*REQUIRED WORK*
Please count how many lines below contain the word "toml" and reply with only that number.

Items from a dataset
☆ ☆ ☆
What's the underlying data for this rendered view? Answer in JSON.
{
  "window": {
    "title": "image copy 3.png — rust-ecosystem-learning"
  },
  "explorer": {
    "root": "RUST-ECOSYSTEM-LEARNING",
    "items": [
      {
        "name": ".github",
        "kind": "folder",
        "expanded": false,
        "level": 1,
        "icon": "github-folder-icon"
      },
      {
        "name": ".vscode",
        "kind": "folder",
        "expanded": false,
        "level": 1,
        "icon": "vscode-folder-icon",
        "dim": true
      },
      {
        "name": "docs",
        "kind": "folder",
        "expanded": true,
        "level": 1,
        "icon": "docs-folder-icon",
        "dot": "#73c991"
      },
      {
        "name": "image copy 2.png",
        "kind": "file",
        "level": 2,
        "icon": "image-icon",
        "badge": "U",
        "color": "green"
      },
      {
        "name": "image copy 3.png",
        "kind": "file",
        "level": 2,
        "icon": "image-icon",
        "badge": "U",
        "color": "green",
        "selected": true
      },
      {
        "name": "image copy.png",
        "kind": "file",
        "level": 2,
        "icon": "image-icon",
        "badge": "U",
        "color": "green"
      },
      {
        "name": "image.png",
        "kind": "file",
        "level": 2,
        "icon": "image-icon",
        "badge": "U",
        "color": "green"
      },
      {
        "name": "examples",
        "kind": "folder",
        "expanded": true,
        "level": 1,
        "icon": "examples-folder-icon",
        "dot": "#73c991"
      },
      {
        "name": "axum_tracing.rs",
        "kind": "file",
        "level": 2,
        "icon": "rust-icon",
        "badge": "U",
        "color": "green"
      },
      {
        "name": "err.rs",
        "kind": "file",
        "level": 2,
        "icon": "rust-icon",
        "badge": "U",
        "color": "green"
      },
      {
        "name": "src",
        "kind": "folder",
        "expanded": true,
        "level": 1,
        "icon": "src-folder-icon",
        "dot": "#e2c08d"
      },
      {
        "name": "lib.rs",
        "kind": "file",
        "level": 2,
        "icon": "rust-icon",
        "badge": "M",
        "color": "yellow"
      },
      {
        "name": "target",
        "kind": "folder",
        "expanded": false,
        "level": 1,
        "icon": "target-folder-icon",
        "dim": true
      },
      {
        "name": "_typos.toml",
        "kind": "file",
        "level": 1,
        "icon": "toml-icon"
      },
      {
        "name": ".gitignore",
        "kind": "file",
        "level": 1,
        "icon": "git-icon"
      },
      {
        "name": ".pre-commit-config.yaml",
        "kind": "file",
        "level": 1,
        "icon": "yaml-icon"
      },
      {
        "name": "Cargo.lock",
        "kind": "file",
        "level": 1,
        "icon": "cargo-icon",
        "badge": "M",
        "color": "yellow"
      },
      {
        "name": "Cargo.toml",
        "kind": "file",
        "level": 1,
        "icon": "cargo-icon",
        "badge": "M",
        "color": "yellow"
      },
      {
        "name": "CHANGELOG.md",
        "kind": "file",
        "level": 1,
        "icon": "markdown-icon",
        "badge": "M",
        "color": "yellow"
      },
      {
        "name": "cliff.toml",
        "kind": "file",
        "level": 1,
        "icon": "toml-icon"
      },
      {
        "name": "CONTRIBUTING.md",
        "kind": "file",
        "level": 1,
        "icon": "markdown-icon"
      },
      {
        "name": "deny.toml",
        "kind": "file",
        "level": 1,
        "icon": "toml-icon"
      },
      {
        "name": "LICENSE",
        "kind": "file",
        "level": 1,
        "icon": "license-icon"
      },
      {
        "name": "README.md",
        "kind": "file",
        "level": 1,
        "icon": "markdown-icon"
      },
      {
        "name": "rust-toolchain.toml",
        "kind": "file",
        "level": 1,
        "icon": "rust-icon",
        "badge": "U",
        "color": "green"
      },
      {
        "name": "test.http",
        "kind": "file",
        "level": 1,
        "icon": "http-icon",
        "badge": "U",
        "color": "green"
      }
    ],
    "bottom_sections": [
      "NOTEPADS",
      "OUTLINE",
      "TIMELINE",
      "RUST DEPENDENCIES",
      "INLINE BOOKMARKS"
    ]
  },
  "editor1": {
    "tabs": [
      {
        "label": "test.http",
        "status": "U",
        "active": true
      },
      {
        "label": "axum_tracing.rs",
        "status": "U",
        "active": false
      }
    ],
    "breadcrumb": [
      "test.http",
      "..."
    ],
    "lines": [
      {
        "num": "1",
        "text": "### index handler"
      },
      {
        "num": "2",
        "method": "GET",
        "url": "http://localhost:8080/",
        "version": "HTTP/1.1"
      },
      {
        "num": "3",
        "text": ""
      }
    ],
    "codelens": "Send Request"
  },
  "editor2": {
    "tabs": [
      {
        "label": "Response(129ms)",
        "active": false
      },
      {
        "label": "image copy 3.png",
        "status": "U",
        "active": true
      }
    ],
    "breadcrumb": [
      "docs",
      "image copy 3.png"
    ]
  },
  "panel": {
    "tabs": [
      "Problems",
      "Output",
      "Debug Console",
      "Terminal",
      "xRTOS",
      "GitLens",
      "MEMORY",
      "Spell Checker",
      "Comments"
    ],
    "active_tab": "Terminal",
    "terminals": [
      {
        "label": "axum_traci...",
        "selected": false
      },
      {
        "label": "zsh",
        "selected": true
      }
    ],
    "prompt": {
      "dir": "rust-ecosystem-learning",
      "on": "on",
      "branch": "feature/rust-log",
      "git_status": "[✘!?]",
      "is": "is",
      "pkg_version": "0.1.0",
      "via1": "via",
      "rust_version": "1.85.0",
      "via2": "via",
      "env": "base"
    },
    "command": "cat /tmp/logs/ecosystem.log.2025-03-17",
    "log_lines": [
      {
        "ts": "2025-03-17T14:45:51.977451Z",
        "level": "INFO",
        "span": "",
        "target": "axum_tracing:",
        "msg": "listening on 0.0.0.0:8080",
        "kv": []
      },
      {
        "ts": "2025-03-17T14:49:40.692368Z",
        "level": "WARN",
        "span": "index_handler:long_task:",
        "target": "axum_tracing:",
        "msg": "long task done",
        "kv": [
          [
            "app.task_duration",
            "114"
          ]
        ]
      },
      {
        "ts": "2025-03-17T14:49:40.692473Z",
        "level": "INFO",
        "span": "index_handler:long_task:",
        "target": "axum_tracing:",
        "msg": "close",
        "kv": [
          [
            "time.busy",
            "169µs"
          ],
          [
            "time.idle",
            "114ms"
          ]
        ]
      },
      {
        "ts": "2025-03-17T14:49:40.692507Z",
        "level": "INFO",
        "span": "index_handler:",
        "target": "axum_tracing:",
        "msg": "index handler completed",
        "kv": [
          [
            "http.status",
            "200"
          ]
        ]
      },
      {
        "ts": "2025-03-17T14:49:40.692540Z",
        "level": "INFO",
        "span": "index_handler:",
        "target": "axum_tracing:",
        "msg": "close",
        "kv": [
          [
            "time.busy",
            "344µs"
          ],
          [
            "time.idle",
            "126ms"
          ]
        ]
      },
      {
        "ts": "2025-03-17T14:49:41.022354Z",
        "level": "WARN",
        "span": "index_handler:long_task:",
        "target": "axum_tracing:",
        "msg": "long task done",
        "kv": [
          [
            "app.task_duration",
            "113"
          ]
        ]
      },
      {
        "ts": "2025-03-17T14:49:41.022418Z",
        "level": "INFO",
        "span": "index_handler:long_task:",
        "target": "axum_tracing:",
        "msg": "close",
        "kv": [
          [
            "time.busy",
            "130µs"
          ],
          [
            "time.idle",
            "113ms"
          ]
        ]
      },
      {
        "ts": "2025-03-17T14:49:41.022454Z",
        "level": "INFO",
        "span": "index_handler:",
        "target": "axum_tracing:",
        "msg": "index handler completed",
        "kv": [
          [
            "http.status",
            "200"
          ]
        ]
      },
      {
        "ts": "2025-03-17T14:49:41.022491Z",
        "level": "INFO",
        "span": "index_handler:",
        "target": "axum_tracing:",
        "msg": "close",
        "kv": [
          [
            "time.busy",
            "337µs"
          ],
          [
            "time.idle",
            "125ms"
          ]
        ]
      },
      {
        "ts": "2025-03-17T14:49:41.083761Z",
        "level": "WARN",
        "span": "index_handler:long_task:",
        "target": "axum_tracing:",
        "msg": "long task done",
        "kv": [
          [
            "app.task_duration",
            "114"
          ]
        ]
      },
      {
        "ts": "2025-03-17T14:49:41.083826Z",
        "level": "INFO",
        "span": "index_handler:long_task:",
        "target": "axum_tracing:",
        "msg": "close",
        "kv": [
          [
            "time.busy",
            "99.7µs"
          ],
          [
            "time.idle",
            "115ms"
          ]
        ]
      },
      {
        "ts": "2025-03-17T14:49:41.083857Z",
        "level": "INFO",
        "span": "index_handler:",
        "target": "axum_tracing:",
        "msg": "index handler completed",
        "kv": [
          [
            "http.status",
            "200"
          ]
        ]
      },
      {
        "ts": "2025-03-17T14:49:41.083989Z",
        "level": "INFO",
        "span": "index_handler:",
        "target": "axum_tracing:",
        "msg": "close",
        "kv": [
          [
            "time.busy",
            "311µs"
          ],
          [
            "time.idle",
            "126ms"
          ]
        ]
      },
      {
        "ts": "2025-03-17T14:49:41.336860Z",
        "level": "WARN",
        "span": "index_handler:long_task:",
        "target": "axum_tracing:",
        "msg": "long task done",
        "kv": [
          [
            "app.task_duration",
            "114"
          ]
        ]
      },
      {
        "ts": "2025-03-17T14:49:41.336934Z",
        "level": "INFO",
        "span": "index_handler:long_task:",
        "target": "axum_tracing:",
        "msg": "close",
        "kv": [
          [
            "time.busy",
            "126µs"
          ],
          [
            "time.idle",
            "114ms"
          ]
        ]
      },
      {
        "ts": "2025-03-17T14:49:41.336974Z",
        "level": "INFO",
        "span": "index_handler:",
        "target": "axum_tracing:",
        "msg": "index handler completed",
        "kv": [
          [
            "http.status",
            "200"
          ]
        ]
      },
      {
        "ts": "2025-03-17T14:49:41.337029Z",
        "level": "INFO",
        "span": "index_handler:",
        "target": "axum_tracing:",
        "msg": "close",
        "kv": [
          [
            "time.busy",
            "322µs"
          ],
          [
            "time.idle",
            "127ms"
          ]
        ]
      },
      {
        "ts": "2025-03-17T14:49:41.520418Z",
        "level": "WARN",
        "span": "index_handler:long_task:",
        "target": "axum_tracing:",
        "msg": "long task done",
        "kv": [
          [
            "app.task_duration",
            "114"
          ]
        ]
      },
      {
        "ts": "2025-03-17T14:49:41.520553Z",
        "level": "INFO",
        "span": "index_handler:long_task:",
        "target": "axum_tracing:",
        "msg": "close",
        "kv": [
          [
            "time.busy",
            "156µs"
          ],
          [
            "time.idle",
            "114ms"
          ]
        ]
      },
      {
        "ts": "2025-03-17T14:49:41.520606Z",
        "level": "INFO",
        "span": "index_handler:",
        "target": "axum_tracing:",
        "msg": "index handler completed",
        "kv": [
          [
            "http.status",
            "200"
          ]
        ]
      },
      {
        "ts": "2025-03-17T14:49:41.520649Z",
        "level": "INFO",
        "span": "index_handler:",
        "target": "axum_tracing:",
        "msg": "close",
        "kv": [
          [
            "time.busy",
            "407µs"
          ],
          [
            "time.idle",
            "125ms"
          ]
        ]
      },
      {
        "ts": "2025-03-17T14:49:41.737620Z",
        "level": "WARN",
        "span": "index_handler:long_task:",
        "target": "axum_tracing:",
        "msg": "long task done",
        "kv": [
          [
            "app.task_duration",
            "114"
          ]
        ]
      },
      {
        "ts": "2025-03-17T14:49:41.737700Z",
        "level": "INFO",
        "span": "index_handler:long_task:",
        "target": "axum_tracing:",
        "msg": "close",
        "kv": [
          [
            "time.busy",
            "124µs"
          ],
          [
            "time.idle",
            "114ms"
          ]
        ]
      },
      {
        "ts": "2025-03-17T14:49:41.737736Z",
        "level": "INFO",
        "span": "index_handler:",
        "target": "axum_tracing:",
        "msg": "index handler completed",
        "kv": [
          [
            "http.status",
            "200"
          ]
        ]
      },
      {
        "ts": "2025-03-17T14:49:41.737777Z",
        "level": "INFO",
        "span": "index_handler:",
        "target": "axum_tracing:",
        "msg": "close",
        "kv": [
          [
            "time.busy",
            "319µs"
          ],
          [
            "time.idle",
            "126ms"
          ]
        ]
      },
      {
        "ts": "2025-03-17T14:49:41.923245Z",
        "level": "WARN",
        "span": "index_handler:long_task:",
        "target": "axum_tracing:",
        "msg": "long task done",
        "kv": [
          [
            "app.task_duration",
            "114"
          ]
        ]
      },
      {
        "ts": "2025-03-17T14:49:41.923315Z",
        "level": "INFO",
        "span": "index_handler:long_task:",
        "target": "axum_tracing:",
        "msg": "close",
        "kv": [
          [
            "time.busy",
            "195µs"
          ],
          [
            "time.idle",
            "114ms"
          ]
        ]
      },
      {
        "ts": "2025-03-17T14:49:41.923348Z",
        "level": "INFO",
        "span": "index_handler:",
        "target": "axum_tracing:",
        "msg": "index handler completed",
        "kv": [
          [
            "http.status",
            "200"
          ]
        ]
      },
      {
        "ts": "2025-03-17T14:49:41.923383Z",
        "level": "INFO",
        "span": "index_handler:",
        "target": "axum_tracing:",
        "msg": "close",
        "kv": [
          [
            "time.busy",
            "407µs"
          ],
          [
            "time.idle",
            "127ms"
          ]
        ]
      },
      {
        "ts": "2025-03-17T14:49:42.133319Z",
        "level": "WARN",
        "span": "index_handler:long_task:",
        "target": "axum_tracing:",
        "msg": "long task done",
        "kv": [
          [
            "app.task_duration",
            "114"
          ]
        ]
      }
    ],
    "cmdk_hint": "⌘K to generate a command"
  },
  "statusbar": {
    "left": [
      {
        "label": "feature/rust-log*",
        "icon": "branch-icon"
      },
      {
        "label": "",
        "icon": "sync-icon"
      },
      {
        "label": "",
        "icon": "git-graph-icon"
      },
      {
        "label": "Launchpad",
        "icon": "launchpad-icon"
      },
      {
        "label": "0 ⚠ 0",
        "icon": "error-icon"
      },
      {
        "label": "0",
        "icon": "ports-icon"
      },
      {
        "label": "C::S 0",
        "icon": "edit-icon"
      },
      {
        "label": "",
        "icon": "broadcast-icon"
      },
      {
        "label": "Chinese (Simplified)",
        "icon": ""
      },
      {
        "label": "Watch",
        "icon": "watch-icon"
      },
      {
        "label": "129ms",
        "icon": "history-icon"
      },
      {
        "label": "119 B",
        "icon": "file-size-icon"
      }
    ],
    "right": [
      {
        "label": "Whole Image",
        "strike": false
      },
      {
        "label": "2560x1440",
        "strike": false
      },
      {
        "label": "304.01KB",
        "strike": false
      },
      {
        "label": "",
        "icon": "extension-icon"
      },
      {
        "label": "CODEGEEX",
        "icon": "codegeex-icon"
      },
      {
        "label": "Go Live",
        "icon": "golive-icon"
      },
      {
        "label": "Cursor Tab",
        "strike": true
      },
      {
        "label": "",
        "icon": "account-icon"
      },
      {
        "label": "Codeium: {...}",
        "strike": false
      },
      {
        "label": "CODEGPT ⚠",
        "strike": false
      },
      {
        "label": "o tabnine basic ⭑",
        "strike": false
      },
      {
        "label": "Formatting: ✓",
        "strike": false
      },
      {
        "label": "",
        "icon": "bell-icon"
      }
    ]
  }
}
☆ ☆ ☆
*TASK RESPONSE*
8